They stumble upward. He is still on the right flank. There is some order remaining. They are badly hurt but they still hang together. The pursuers have dropped behind.

His right eye seems blind compared to the enhanced data flooding into his left, but his right ear, oddly, is picking up occasional sounds that his left is not hearing. Are they still being followed? These are not the sounds of pursuit. They almost seem like the sounds of human speech.

They rest again. There are still an hundred or so, and there is still a falchion in working condition, but now the others huddle and jostle together each trying to be closest to the centre and safety. But he does not. He is feeling stronger or he needs to believe he is, and he voluntarily walks the rim, with two or three others.


There is something he is watching for, with desperate hope. And it comes.

Beside them, showing quite clearly now in ordinary unenhanced vision, not far from him, a figure rises and stands in the Night.

He does not attack. The Helm is classifying her as abhuman but now his right eye can see her face in the dim red light of lava flare quite clearly.

She speaks to him, and he hears her through his right ear, the ear that is not protected by the machine which filters out the lies and deceits of the Night. He is hurt and he is unprotected and her words cannot now be denied. They are too weary to pursue or attack her and she will not be driven off, and she is speaking to him.

She is saying: "Take it off. Take off your Helm."


Behind him the others gather like jointed faceless dolls. Before him she kneels: a woman, thin, worn, blackened, wearing a tattered undersuit caked with gods know what filth, but human. Her uplifted face shows beautiful in the red light.

Her hands gently lift to touch his Helm.

He waits in a horror of unknowingness and hope. Is this death? Is she a madness or an illusion from the Land? Or has she come here from the place of his dreams, and will she take him back there?

What loss can he suffer? He raises his hands to his neck, releases the catches, and lifts off the Helm.

Bareheaded, he knees to match her, fainting. She midwives his rebirth. The pneumasomatic blocks are removed with the Helm, and memory and knowledge erupt in him and stream over him.
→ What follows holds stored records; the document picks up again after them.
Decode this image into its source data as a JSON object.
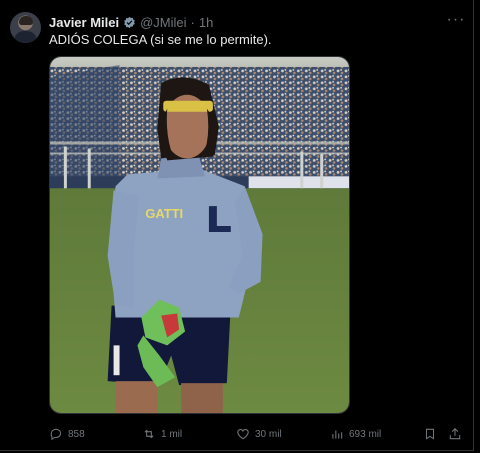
{
  "post": {
    "author_name": "Javier Milei",
    "handle": "@JMilei",
    "separator": "·",
    "time": "1h",
    "text": "ADIÓS COLEGA (si se me lo permite).",
    "more_label": "···"
  },
  "media": {
    "jersey_lettering": "GATTI"
  },
  "actions": {
    "replies": "858",
    "reposts": "1 mil",
    "likes": "30 mil",
    "views": "693 mil"
  },
  "icons": [
    "avatar",
    "verified-badge-icon",
    "more-icon",
    "reply-icon",
    "repost-icon",
    "like-icon",
    "views-icon",
    "bookmark-icon",
    "share-icon"
  ],
  "colors": {
    "background": "#000000",
    "text": "#e7e9ea",
    "muted": "#71767b",
    "verified": "#829aab"
  }
}
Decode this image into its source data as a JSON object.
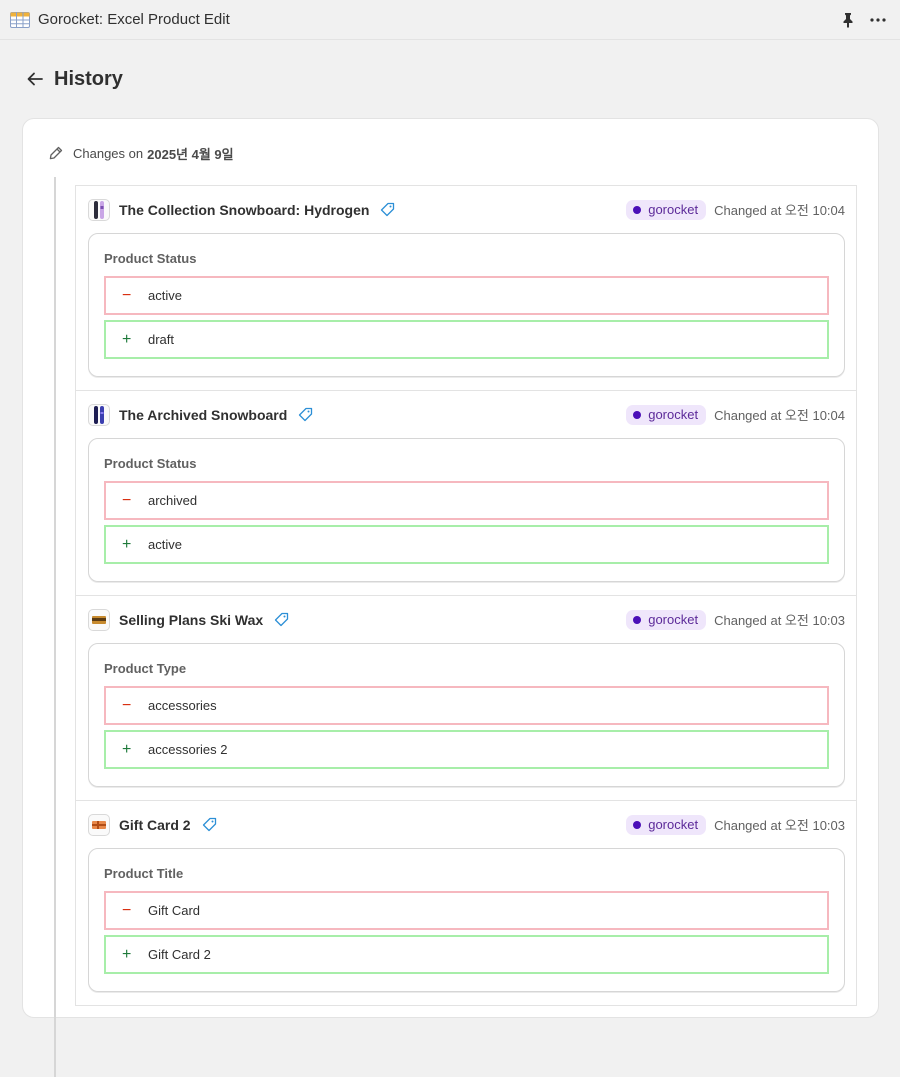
{
  "app": {
    "title": "Gorocket: Excel Product Edit",
    "icon": "spreadsheet-icon"
  },
  "header": {
    "title": "History",
    "back_icon": "arrow-left-icon"
  },
  "changes": {
    "prefix": "Changes on",
    "date": "2025년 4월 9일"
  },
  "entries": [
    {
      "name": "The Collection Snowboard: Hydrogen",
      "user": "gorocket",
      "changed_at": "Changed at 오전 10:04",
      "field": "Product Status",
      "old": "active",
      "new": "draft"
    },
    {
      "name": "The Archived Snowboard",
      "user": "gorocket",
      "changed_at": "Changed at 오전 10:04",
      "field": "Product Status",
      "old": "archived",
      "new": "active"
    },
    {
      "name": "Selling Plans Ski Wax",
      "user": "gorocket",
      "changed_at": "Changed at 오전 10:03",
      "field": "Product Type",
      "old": "accessories",
      "new": "accessories 2"
    },
    {
      "name": "Gift Card 2",
      "user": "gorocket",
      "changed_at": "Changed at 오전 10:03",
      "field": "Product Title",
      "old": "Gift Card",
      "new": "Gift Card 2"
    }
  ],
  "signs": {
    "removed": "−",
    "added": "+"
  },
  "colors": {
    "badge_bg": "#efe6fb",
    "badge_dot": "#4b0fb8",
    "removed_border": "#f6b8bf",
    "added_border": "#a7eea9"
  }
}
He remembers where he is, and what he is, and what he was dreaming of. He looks into the Night with unprotected human vision and far away and unfiltered now by any machine he sees the Final Light shining from the peak of the Redoubt. He looks to his ancient home and remembers what happened and why he and his people are here and how they were sent Out.

Tears fill his eyes, but he cannot even now look at Mother Redoubt with hatred.


He almost dies. He should have realised that kneeling like that, touching what is classed as abhuman and Helmless, he would himself be seen as a danger or as one fallen to the other side. Some instinct warns him, a scuff of boot on rock, a hiss of breath, or the flick of her eyes and the tensing of her muscles. As she leaps up to flee he is also erect and turning and his diskos roars on high as it defines an arc of blinding light and flame between him and the advancing warriors. That stops them for the instant they both need to escape and they are not pursued far.

Very soon he is alone in the Night, blind but seeing. And not truly alone, for She cannot be far away.


To Slope (Part 2)

© 2001 by Andy Robertson.

Artwork © by Kawkawpa.